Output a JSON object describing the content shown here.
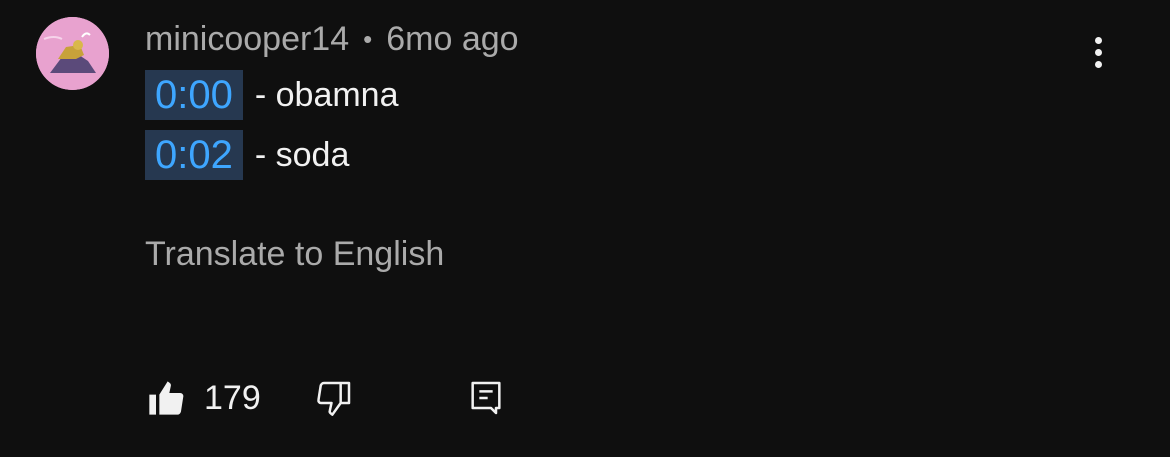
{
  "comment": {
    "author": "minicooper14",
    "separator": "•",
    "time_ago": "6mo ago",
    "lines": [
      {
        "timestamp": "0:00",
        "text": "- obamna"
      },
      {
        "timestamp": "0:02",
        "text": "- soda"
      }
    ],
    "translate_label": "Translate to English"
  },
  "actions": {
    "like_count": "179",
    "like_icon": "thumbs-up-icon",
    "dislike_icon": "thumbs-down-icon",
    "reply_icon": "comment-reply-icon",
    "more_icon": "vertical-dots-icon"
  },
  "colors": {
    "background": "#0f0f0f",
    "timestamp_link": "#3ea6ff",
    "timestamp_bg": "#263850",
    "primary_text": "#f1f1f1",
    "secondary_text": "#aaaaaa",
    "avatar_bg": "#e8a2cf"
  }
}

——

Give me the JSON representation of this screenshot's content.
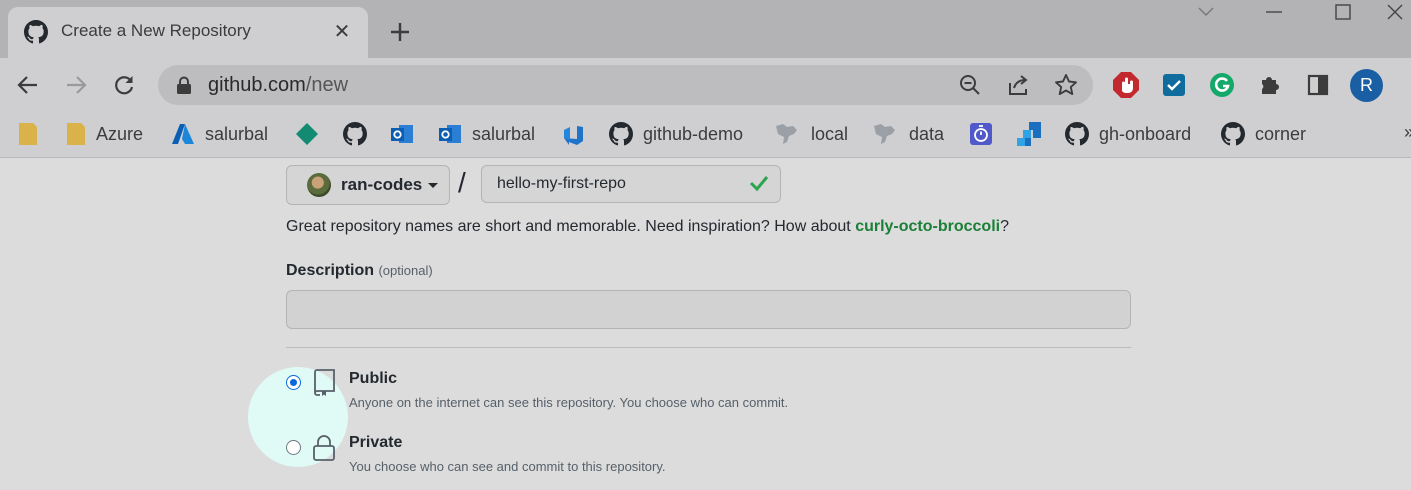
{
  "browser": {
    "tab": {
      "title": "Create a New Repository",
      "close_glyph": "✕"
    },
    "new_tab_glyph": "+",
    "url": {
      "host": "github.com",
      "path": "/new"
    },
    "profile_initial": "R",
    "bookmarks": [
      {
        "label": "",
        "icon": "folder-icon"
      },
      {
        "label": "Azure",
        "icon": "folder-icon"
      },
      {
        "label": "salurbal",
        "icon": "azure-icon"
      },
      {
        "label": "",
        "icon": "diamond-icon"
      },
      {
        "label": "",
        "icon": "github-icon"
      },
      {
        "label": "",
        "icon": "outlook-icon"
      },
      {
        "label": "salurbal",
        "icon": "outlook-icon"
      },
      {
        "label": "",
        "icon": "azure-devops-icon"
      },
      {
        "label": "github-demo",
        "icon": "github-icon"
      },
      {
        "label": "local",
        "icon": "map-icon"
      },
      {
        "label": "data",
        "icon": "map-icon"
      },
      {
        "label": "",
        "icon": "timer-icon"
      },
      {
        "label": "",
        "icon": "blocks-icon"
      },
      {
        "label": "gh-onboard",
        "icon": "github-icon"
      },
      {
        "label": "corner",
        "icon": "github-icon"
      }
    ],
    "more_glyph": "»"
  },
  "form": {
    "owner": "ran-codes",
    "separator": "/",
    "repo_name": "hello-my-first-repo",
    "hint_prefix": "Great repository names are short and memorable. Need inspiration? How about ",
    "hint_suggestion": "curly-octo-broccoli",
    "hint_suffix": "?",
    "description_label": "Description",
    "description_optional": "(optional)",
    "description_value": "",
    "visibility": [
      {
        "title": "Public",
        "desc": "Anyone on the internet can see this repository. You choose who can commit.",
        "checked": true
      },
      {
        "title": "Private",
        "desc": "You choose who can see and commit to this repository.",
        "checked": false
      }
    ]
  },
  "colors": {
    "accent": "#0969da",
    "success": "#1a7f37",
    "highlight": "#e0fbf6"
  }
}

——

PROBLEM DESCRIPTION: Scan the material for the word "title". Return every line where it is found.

EXPECTED ANSWER:
      "title": "Create a New Repository",
        "title": "Public",
        "title": "Private",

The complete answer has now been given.